It is really that simple. A church that is not on mission is often just a vaguely spiritual Rotary Club. It may do some nice things, but it is not really a church.

As Jesus gathered with His disciples one last time following the resurrection, His instructions were clear: get down to Jerusalem, gather in a prayer meeting, get filled with the Holy Spirit, and get on mission in Jerusalem, Judea, Samaria, and to the ends of the earth.

Then, according to Luke, in Acts chapter 1, having spoken these words, Jesus ascended into the clouds and disappeared. The disciples were left standing there, gazing into the heavens, when suddenly a couple of angels appeared. “Men of Galilee,” they said, “why do you stand there looking into the sky?” The implication is clear: Jesus has just given you your mission; stop staring at the clouds and get on with it.

Sadly, the vast majority of churches in North America today are not on mission in any meaningful way. Often inwardly focused or lethargic, many of these congregations have mastered “looking into the sky,” but have not subsequently gone forth in the Spirit and power of God to join Jesus in His mission. I do not believe that this lack of missional engagement is due to church people’s lack of desire or willingness. Instead, I think it reflects a lack of clarity surrounding the call to mission, and a concurrent lack of understanding of how a church can mobilize for that mission. And the good news is: that can change!

Finding clarity
Fourteen years ago I moved from Hawaii (where I was suffering for Jesus!) to Florida, answering the call to pastor a church there. In the first 10 years of its existence, this church had grown numerically and spiritually. There were many growing disciples, and the hearts of the people were inclined toward mission, though there was little tangible expression of that. Knowing that the church needed to be on mission, I sought help in mobilizing the congregation. We found that help in The Mission Society (now TMS Global) and its Church Ministries department.

As TMS Global came alongside to help educate and coach us, we discovered that becoming a missional church involves:

  1. calling the church to prayer and focusing that prayer life on the mission;
  2. understanding the biblical basis of the mission and creating a strategic plan for carrying out that mission and a funding model to resource the mission;
  3. mobilizing the people of the church to see the mission not as a “program” of the church, but as central in animating everything the church does.

In an 18-month process, during which we received coaching, instruction and guidance from TMS Global, everything was transformed.
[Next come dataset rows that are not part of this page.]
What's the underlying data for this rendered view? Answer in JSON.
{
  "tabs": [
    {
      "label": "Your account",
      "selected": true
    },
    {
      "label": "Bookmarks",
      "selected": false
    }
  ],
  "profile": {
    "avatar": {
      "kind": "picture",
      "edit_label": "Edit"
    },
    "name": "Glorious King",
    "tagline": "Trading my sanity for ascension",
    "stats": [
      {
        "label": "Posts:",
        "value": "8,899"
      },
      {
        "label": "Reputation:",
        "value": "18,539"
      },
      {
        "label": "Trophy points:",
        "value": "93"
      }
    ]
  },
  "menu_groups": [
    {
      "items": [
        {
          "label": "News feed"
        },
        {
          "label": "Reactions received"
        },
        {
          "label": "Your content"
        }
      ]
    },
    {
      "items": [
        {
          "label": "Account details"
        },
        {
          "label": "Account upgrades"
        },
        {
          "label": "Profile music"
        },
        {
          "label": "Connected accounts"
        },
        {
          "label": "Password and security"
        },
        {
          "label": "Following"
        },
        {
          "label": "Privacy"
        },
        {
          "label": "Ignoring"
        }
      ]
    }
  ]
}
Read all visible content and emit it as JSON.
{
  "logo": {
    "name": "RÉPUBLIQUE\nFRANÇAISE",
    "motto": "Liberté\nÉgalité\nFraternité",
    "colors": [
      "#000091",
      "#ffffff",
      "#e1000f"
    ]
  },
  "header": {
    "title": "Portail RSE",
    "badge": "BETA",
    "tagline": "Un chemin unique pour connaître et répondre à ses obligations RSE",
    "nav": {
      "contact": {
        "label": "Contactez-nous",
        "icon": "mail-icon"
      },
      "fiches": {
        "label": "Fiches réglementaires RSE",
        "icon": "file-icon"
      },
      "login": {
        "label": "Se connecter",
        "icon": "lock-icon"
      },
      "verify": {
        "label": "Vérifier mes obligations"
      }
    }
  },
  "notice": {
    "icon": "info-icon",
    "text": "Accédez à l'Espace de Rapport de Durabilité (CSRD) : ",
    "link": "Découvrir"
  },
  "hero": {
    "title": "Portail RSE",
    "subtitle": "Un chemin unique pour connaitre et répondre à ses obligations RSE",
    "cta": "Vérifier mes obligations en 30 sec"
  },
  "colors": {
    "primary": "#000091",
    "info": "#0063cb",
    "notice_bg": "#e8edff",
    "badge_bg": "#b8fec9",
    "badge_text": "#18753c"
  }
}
We moved through each process listed above to
develop a mission culture. We saw giving to the mission increase in such staggering ways that it almost defied belief, and the number of people engaged in hands-on mission increase from around a dozen to several hundred. We became fully engaged in mission locally, regionally, and around the world. And as the church became increasingly mission focused, we saw every other metric of church life grow as well. Attendance and membership increased. The number of volunteers grew rapidly. And giving to the church budget flourished. Perhaps most exciting of all, the church became known in the community as “the mission church.” There is nothing quite as powerful as a group of people discovering why they exist.

Coming alive
Since that day 14 years ago when I became involved with TMS Global’s church mobilization ministry, I’ve been blessed to witness this same process repeated in literally scores of churches. And each time I do—each time I see a church more fully join Jesus in His mission, coming alive as it finds its true purpose—my heart longs to help more and more churches do the same.

We are devoting this entire issue of Unfinished to the idea of creating a mission culture in the local church. You will find encouraging stories of prayer movements, church mobilization, and life transformation. It is a joy to celebrate the things the Lord is doing as churches become mobilized to join Jesus in His mission.

We hope this issue will also encourage you to believe that both you and your local church can experience a missional transformation. TMS Global is ready and willing to engage you in the process.

The Rev. Max Wilkins is president and CEO of TMS Global.